Aggregate UDFs use the same aggregate processing functionality as system-defined aggregate functions like SUM and MAX (see Teradata Vantage™ - SQL Functions, Expressions, and Predicates, B035-1145). Aggregate processing creates interim group entries to maintain the aggregation information between rows associated with the same aggregation group. The system caches these interim group entries to enhance performance, but in those cases where the number of interim groups exceeds the capacity of the aggregate cache to contain them, the least recently used entries are paged to a spool on disk. The system does not attempt to retrieve or combine interim group entries from spool until the last step of aggregate processing.

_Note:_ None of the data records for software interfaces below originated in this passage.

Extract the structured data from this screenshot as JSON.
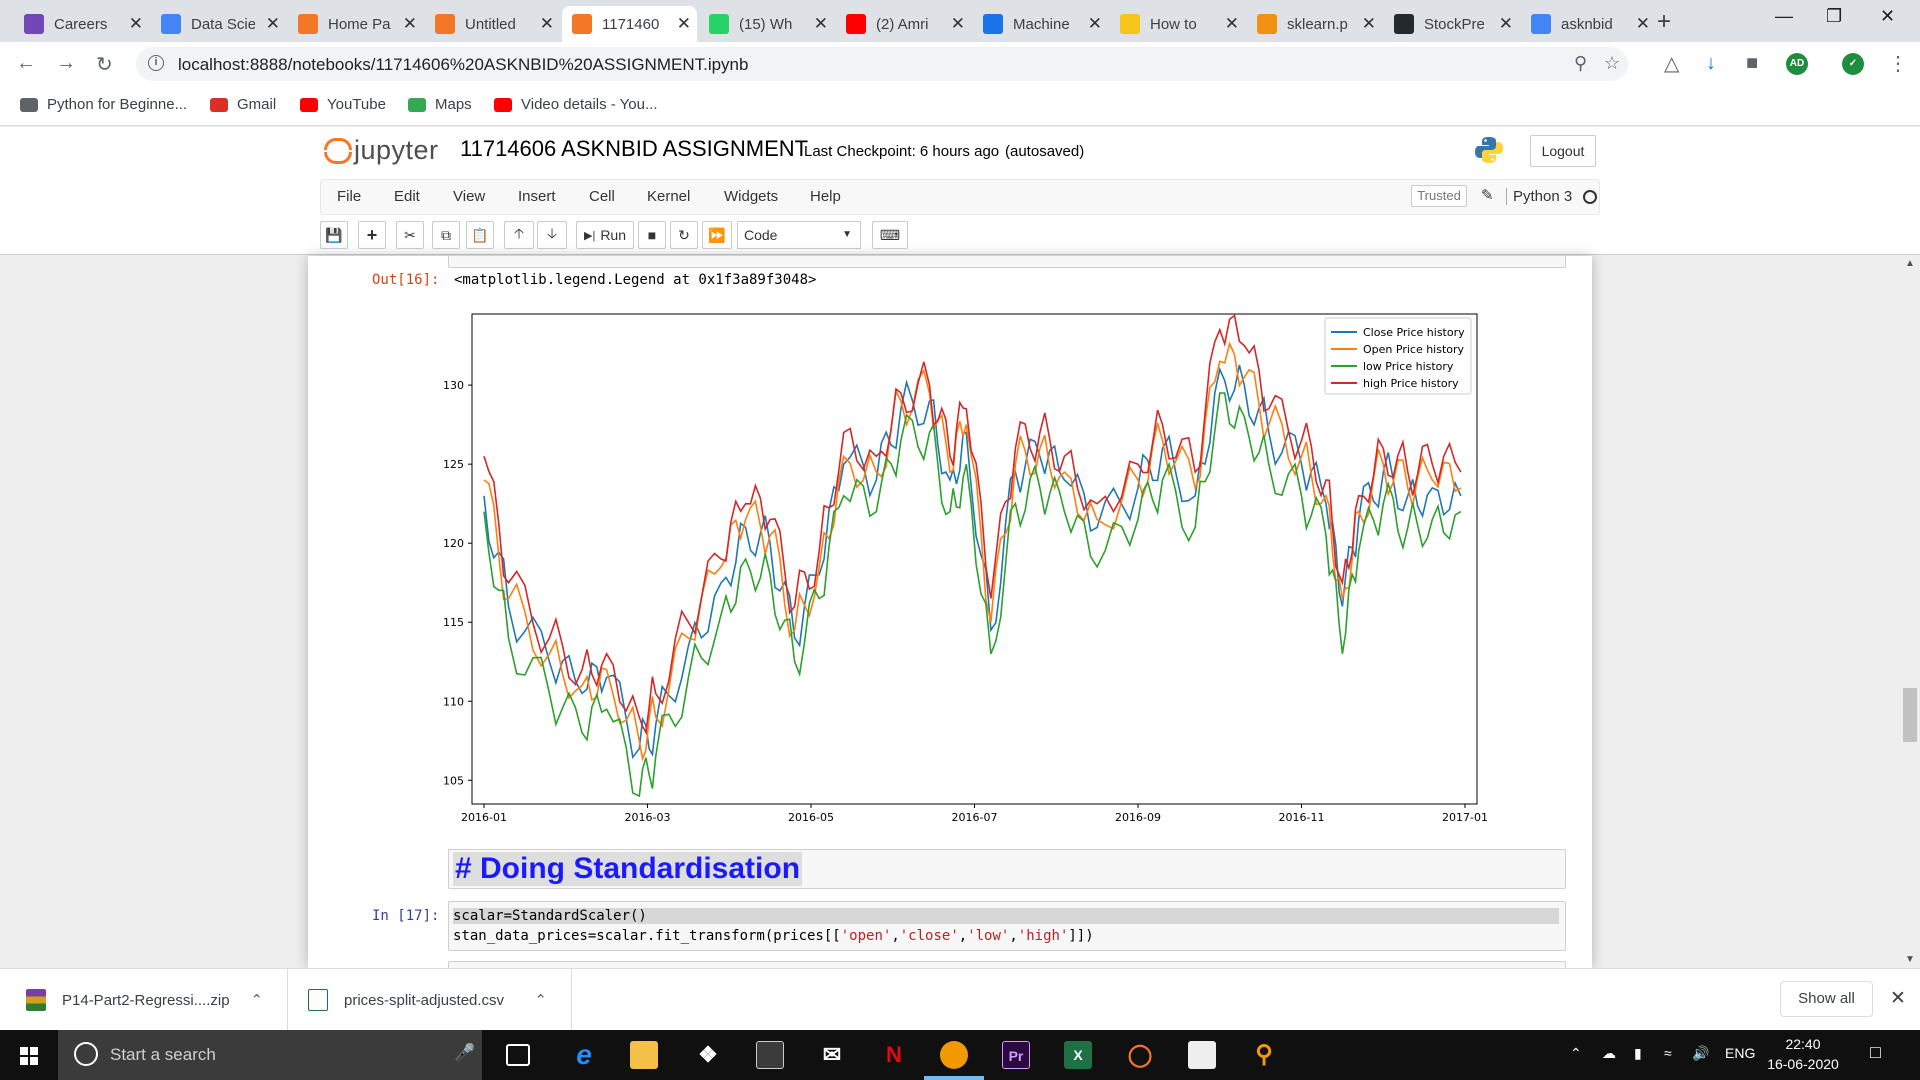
{
  "browser": {
    "tabs": [
      {
        "title": "Careers",
        "icon": "forms-icon",
        "color": "#7248b9"
      },
      {
        "title": "Data Scie",
        "icon": "docs-icon",
        "color": "#4285f4"
      },
      {
        "title": "Home Pa",
        "icon": "jupyter-icon",
        "color": "#f37726"
      },
      {
        "title": "Untitled",
        "icon": "notebook-icon",
        "color": "#f37726"
      },
      {
        "title": "1171460",
        "icon": "notebook-icon",
        "color": "#f37726"
      },
      {
        "title": "(15) Wh",
        "icon": "whatsapp-icon",
        "color": "#25d366"
      },
      {
        "title": "(2) Amri",
        "icon": "youtube-icon",
        "color": "#ff0000"
      },
      {
        "title": "Machine",
        "icon": "s-icon",
        "color": "#1a73e8"
      },
      {
        "title": "How to",
        "icon": "k-icon",
        "color": "#f5c518"
      },
      {
        "title": "sklearn.p",
        "icon": "chart-icon",
        "color": "#f29111"
      },
      {
        "title": "StockPre",
        "icon": "github-icon",
        "color": "#24292e"
      },
      {
        "title": "asknbid",
        "icon": "google-icon",
        "color": "#4285f4"
      }
    ],
    "active_tab": 4,
    "url": "localhost:8888/notebooks/11714606%20ASKNBID%20ASSIGNMENT.ipynb",
    "profile_initials": "AD",
    "bookmarks": [
      {
        "label": "Python for Beginne...",
        "icon": "globe-icon",
        "color": "#5f6368"
      },
      {
        "label": "Gmail",
        "icon": "gmail-icon",
        "color": "#d93025"
      },
      {
        "label": "YouTube",
        "icon": "youtube-icon",
        "color": "#ff0000"
      },
      {
        "label": "Maps",
        "icon": "maps-icon",
        "color": "#34a853"
      },
      {
        "label": "Video details - You...",
        "icon": "youtube-icon",
        "color": "#ff0000"
      }
    ]
  },
  "jupyter": {
    "logo_text": "jupyter",
    "notebook_name": "11714606 ASKNBID ASSIGNMENT",
    "checkpoint": "Last Checkpoint: 6 hours ago",
    "autosave": "(autosaved)",
    "logout_label": "Logout",
    "menu": [
      "File",
      "Edit",
      "View",
      "Insert",
      "Cell",
      "Kernel",
      "Widgets",
      "Help"
    ],
    "trusted_label": "Trusted",
    "kernel_name": "Python 3",
    "run_label": "Run",
    "cell_type": "Code"
  },
  "cells": {
    "out_prompt": "Out[16]:",
    "out_text": "<matplotlib.legend.Legend at 0x1f3a89f3048>",
    "markdown_heading": "# Doing Standardisation",
    "in_prompt": "In [17]:",
    "code_line1": "scalar=StandardScaler()",
    "code_line2_prefix": "stan_data_prices=scalar.fit_transform(prices[[",
    "code_str1": "'open'",
    "code_str2": "'close'",
    "code_str3": "'low'",
    "code_str4": "'high'",
    "code_line2_suffix": "]])",
    "comma": ","
  },
  "chart_data": {
    "type": "line",
    "x_ticks": [
      "2016-01",
      "2016-03",
      "2016-05",
      "2016-07",
      "2016-09",
      "2016-11",
      "2017-01"
    ],
    "y_ticks": [
      105,
      110,
      115,
      120,
      125,
      130
    ],
    "xlim": [
      "2016-01-01",
      "2017-01-01"
    ],
    "ylim": [
      103.5,
      134.5
    ],
    "legend_position": "upper right",
    "grid": false,
    "keypoints_months": [
      0.0,
      0.3,
      0.8,
      1.2,
      1.5,
      1.9,
      2.1,
      2.5,
      2.9,
      3.2,
      3.5,
      3.8,
      4.1,
      4.4,
      4.8,
      5.1,
      5.45,
      5.7,
      5.9,
      6.2,
      6.5,
      6.8,
      7.1,
      7.5,
      8.0,
      8.3,
      8.7,
      9.0,
      9.3,
      9.6,
      10.0,
      10.3,
      10.5,
      10.7,
      11.0,
      11.3,
      11.6,
      11.95
    ],
    "series": [
      {
        "name": "Close Price history",
        "color": "#1f77b4",
        "values": [
          123.0,
          116.0,
          112.5,
          110.5,
          111.5,
          107.0,
          108.5,
          113.5,
          117.5,
          121.0,
          120.0,
          114.0,
          118.0,
          125.0,
          124.0,
          128.5,
          129.0,
          124.0,
          127.0,
          114.5,
          124.5,
          125.5,
          124.0,
          121.0,
          123.5,
          126.0,
          123.0,
          131.0,
          130.0,
          127.0,
          125.0,
          122.5,
          116.0,
          121.5,
          124.5,
          123.0,
          123.5,
          123.0
        ]
      },
      {
        "name": "Open Price history",
        "color": "#ff7f0e",
        "values": [
          124.0,
          116.5,
          113.0,
          111.0,
          112.0,
          107.5,
          109.0,
          114.0,
          118.5,
          121.5,
          120.5,
          114.5,
          118.5,
          125.5,
          124.5,
          129.0,
          129.5,
          124.5,
          127.5,
          115.0,
          125.0,
          126.0,
          124.5,
          121.5,
          124.0,
          126.5,
          123.5,
          131.5,
          130.5,
          127.5,
          125.5,
          123.0,
          116.5,
          122.0,
          125.0,
          123.5,
          124.0,
          123.5
        ]
      },
      {
        "name": "low Price history",
        "color": "#2ca02c",
        "values": [
          122.0,
          114.0,
          110.5,
          108.0,
          109.5,
          104.0,
          106.5,
          111.5,
          115.5,
          119.0,
          118.0,
          112.5,
          116.5,
          123.0,
          122.0,
          126.5,
          127.0,
          122.0,
          125.0,
          113.0,
          122.5,
          123.5,
          122.0,
          118.5,
          121.5,
          124.0,
          121.0,
          129.5,
          128.0,
          125.0,
          123.0,
          120.5,
          113.0,
          119.5,
          122.5,
          121.0,
          121.5,
          122.0
        ]
      },
      {
        "name": "high Price history",
        "color": "#d62728",
        "values": [
          125.5,
          117.5,
          114.0,
          112.0,
          113.0,
          109.0,
          110.5,
          115.0,
          119.0,
          122.5,
          121.5,
          116.0,
          119.5,
          127.0,
          125.5,
          129.5,
          130.0,
          125.5,
          128.5,
          116.5,
          126.0,
          127.0,
          125.5,
          122.5,
          125.0,
          127.5,
          124.5,
          133.5,
          132.5,
          128.5,
          126.5,
          124.0,
          117.5,
          123.0,
          126.0,
          124.5,
          125.0,
          124.5
        ]
      }
    ]
  },
  "downloads": [
    {
      "file": "P14-Part2-Regressi....zip",
      "icon": "zip-icon"
    },
    {
      "file": "prices-split-adjusted.csv",
      "icon": "excel-icon"
    }
  ],
  "show_all_label": "Show all",
  "taskbar": {
    "search_placeholder": "Start a search",
    "language": "ENG",
    "time": "22:40",
    "date": "16-06-2020"
  }
}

To achieve optimum performance, your goal is to keep all of the interim group entries in cache by minimizing the number of aggregation phases per group. The best way to improve aggregate cache usage for an aggregate UDF is to adjust the size of the aggregate interim group (the aggregate storage size) to exactly what is needed: no more and no less. Aggregation works correctly no matter what aggregate storage size you specify, but you can optimize its performance by adjusting the interim storage size using the CLASS AGGREGATE interim_size option when you create or replace an aggregate UDF.

The task is to optimize the trade off between maximizing the number of cache entries that can share the aggregate cache while at the same time allocating enough memory to handle the aggregation tasks required.

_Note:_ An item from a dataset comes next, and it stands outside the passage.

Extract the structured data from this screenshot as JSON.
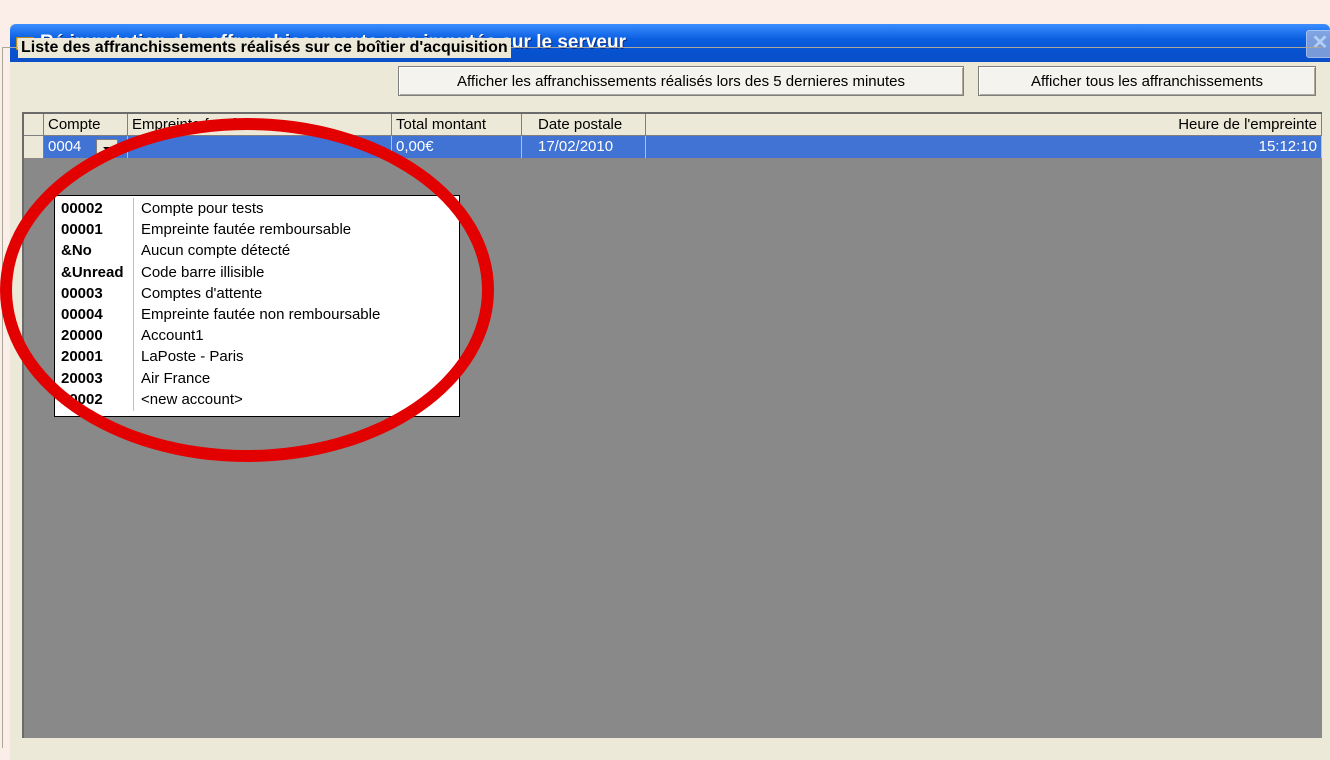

As long as the aggregate cache does not overflow, there are at most (number_of_AMPs - 1) aggregation phases for each group. But if the aggregate cache overflows, a large number of aggregation phases can occur, which has a negative impact on performance.

There are three variables to be considered in adjusting the aggregate storage size:

Variable Description
Aggregate cache size This value is fixed in the database at 1 MB.
Aggregate storage size This value is specified by the CLASS AGGREGATE interim_size option.

The aggregate storage size can range from a minimum of 1 byte to a maximum of 64 KB, with a default value of 64 bytes.

Number of interim group cache entries This value depends on the aggregate storage size, and is calculated as follows:

Number of interim group cache entries equation

Note that the number of interim aggregation groups for an aggregate UDF is a direct function of the size of the aggregate storage specified by the UDF definition. The following table shows two extreme examples of this ranging over three orders of magnitude.

Aggregate Storage Size Number of Interim Groups That Can Be Contained in Cache
64 bytes 15,625
64 KB 15

As noted previously, when the number of interim groups exceeds the number that can be contained in the aggregate cache defined for the function, the cache overflows and some number of the least recently used entries are flushed to a spool. This paging of aggregation groups permits an unlimited number of groups to be processed, but at the cost of an additional aggregation phase for each aggregate cache entry written to spool plus the performance impact of writing to, and reading from, the spool on disk.